The publishing house’s edits came last Tuesday. Yes, last Tuesday. I read the e-mail from the publisher which gave general directions on how to proceed in the editing process and then gave praise. The editor said: “Wow… this author is freakin’ fabulous!” Made my morning. I went to work in the best mood.
Then, I had to decide when to look at the edits. I have been on such a roll writing the sequel that I didn’t want to switch gears right away. I decided to get book 2 to a good stopping point. I didn’t want to stop in the middle of an action sequence or while I was building tension. I didn’t want to come back and have to reread to try to find that inspiration again. So, I gave myself a deadline. I said that I would write either 25 pages more or complete the current chapter because the story would totally change pace after the occurring events.
But let me tell you how tempting it was to break open those edits. I kept gazing at the e-mail all week, like hmm… just a little peek. But I resisted, because I know me. I would open the attachments and be a No Limit Editing Soldier on book 1 for the next week or so and lose my stride on book 2.
So today, I got to my perfect stopping place in book 2 and cracked open my edits. The first attachment was just a generalized one-pager with overall notes about being careful of word repetitions and overuse of ellipses, em-dashes and dialect. However, there was a special emphasis on the dialect suggestion to let me know that it was only an opinion. So, then I had to think about just how much dialect to change if it isn’t crucial.
So, after I let all that sink in, I opened the actual story with the track changes in it. The notes in the suggestion column are easy to follow, and there are even some compliments tossed in there. The editor offers suggestions for word repetitions and does a good job eliminating unnecessary words.
I look over and see that while my document’s 94,000 words there are only like 1700 revisions throughout the whole piece. So, I’m like okay, that’s really cool. I’ve heard stories where people say an editor ripped their work to shreds, but here it’s not so. I like the usage of overall suggestions and I love the grammatical advice. Sometimes you just don’t notice lazy habits until someone points them out.
I want to give a shout out to everyone who has ever critiqued or just read through The Fourth Piece. It was a clean manuscript before submission and it’s all because of my unpaid friends and editors. That being said, no matter how clean you think your work is, there’s always stuff that can be better… and always a typo.
Going through the edits and accepting or revising changes and justifying leaving something the same is fun. The only pain now is Microsoft Word. The more comments that are left in a document, the slower the program moves. Grrr…
But it’s okay. I’m making pretty good progress. I think I can have this done in a week, and then I’ll wait and see what happens next!
Oh, and as for the sequel, I reached 115 pages in a month. Hopefully I can get this draft done before my birthday in April. How awesome would that be? Then I’d start… book 3. That’s kind of scary to think about. Book 3 is the end of the main story–a story I’ve wanted to tell since 6th grade.
Sniff, sniff, my baby is growing up.
Thanks for reading my rambles. Until next time!

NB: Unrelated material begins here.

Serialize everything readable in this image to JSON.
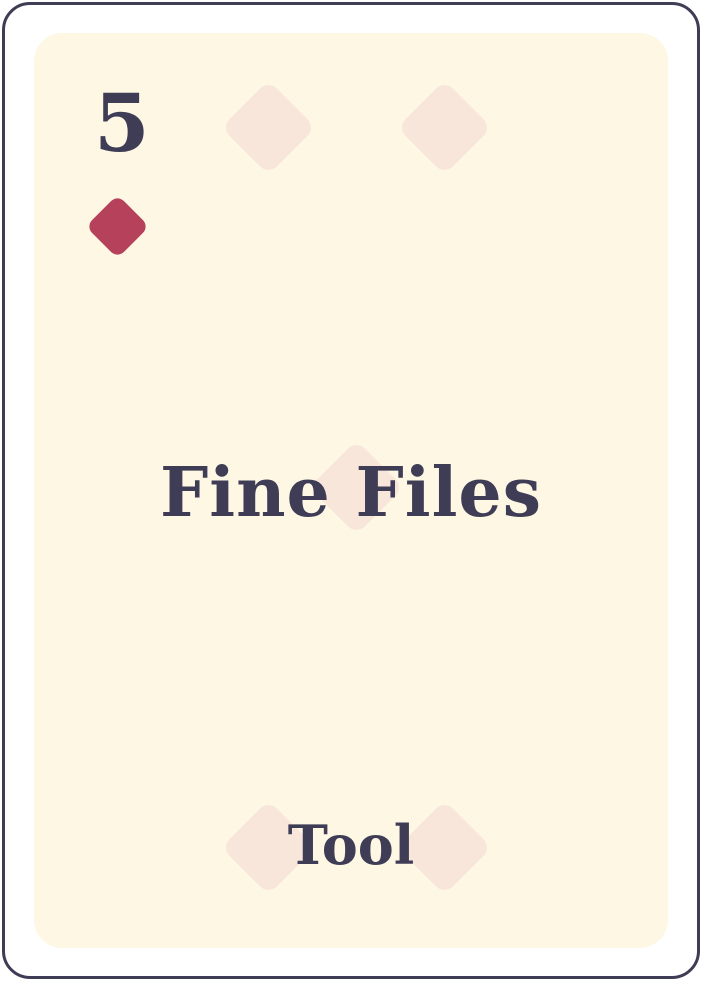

Congrats on getting those edits back! I just got mine the other day, and looking through them has been quite the journey.
I feel you on the dialect. All my point of view characters have various states of dialect, and my editor’s been helping me find just the right level between representing it accurately and keeping certain grammatical points consistent with what’s considered proper. For example, in my town, people frequently say things like “He’d of done that.” We agreed that while that’s the most accurate, the improper use of “of” would grate too much, and so my characters will say “He’d’ve” in dialogue and “He would’ve” if it’s just their thoughts (it’s all first-person). What dialect are you using?
Good look going through them!
It’s set in Houston, Texas. And everybody knows we Texans know how to talk right but we don’t always show others that we know. So, sometimes my characters say “shoulda, coulda, woulda, wanna, gonna, gotta, oughta” and I’ll spell out sounds, like instead of “a” for certain characters I’d write “uh”. For example. “Gimme ‘uh coupla’ minutes.”
I agree that reading that gets tiring and once you understand that some characters have an accent, you get the point. So, I’m toning it down and only using it when truly necessary. But nothing will make me lose the “gonna, wanna, gotta”. And what I like is that no one is truly insisting that I do, it’s just a suggestion that I’m taking most of the way through.
I’m almost done with my first go-through. I’m accepting the changes I like, doing some rephrasing of stuff I don’t, and then I’ll go back through and make the small changes. Then, I’ll go through and check that I’ve done everything I was supposed to and it looks right.
Good luck to you as well! Take care!